BEGIN
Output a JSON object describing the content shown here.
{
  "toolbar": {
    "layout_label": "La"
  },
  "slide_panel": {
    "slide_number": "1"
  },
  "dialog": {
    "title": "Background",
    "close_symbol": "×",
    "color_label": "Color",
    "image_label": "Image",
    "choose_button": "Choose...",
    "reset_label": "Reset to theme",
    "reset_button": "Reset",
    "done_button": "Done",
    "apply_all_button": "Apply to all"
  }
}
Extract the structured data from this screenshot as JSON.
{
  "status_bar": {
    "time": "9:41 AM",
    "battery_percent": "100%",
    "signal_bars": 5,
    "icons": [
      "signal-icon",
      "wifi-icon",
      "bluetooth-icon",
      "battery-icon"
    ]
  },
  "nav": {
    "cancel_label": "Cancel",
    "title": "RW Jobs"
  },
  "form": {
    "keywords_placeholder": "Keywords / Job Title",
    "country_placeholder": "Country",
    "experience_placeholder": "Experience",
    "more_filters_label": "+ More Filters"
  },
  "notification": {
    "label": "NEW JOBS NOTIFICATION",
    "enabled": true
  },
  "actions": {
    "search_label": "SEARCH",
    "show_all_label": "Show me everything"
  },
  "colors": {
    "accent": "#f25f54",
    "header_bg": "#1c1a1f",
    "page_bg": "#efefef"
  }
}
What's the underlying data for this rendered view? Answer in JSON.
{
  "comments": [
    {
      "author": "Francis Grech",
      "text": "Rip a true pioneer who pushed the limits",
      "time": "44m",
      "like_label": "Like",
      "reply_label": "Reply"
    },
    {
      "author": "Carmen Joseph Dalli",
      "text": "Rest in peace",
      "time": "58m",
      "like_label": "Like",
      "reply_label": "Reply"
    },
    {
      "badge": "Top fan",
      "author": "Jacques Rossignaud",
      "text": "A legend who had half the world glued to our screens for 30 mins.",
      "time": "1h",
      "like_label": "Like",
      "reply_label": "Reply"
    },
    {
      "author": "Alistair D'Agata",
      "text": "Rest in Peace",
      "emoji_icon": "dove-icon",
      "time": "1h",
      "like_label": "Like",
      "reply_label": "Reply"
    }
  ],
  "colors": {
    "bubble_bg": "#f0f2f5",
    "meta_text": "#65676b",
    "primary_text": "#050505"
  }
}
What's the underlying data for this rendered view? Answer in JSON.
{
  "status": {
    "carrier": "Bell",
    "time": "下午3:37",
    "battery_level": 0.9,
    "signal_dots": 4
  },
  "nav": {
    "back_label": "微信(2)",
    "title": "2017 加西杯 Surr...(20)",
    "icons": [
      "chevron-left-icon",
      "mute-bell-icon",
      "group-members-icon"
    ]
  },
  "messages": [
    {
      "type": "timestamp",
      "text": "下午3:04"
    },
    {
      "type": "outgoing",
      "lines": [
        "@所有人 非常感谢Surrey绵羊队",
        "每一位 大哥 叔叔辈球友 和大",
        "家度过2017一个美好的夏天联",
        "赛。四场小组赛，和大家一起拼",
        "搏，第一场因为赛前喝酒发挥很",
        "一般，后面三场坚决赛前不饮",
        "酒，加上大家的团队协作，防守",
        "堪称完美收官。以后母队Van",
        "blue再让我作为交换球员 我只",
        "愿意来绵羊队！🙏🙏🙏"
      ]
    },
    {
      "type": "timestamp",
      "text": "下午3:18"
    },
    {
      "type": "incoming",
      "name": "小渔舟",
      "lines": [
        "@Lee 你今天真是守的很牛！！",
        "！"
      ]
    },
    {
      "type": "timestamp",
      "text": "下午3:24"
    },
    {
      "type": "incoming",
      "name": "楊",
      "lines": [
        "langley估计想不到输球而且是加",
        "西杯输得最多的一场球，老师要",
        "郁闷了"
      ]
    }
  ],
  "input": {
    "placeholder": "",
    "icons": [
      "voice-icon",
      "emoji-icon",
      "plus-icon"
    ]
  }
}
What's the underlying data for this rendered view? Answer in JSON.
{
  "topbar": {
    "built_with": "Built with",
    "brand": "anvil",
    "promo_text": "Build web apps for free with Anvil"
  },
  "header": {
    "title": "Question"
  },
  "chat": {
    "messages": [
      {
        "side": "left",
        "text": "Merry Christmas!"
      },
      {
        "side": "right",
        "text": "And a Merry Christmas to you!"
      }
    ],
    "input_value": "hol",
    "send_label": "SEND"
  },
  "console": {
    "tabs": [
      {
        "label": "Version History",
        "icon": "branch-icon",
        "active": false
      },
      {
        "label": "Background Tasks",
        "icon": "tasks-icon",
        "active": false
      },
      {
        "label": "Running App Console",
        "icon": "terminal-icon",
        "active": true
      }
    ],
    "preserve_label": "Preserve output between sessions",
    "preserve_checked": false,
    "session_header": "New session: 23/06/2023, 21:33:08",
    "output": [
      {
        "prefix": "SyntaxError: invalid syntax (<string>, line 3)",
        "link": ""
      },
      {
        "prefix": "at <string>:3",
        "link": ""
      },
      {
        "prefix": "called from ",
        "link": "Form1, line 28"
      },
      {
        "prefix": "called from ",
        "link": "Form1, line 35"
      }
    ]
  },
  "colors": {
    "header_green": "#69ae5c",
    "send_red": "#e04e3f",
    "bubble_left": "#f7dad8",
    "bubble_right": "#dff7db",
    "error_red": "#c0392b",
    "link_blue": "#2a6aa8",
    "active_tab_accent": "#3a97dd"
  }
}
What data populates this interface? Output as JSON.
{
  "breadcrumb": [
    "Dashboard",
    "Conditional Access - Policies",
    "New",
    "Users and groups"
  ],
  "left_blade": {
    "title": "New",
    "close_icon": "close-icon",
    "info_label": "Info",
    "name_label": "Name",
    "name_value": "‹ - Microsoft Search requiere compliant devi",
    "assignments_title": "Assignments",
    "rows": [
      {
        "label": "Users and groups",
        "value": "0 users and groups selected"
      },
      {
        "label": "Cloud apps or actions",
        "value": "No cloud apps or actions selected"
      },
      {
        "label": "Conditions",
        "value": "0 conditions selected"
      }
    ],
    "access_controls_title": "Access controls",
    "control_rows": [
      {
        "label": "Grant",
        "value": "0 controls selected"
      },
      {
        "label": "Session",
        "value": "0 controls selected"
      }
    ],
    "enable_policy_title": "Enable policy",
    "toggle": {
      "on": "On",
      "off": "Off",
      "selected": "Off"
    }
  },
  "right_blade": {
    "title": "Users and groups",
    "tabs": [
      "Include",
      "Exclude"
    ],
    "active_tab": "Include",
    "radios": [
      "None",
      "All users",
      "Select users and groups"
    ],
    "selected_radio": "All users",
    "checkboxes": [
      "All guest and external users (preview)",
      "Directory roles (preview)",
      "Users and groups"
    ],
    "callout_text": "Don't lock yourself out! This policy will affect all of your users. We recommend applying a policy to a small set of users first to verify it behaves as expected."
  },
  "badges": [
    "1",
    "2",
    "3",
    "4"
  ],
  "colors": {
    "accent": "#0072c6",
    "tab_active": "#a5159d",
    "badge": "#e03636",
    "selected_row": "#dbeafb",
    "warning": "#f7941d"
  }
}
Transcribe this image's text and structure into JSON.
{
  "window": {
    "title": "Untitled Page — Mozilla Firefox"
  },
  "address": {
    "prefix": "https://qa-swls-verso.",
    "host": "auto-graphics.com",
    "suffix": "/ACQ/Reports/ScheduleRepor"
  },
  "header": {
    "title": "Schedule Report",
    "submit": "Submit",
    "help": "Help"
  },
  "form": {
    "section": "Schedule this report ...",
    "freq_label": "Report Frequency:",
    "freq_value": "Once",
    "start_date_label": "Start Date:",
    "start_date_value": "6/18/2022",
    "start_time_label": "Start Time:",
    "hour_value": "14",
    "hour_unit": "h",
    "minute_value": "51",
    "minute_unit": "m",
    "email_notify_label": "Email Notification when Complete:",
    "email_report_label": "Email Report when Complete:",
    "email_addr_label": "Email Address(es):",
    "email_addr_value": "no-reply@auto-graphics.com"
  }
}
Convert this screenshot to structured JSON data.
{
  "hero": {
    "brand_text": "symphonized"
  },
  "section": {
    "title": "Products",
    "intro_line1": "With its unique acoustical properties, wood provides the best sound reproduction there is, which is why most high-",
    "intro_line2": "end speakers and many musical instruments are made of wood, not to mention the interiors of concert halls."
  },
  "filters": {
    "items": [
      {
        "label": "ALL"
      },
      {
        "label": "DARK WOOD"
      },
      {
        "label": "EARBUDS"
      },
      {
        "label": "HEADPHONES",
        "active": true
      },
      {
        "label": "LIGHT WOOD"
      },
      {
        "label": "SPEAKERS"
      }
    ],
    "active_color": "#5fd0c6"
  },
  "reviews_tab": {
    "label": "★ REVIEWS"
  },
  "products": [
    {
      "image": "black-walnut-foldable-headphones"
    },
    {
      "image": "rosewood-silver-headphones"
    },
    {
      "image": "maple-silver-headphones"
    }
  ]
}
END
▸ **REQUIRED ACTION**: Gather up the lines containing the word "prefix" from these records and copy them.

▸ **SOLVED EXERCISE**:
        "prefix": "SyntaxError: invalid syntax (<string>, line 3)",
        "prefix": "at <string>:3",
        "prefix": "called from ",
        "prefix": "called from ",
    "prefix": "https://qa-swls-verso.",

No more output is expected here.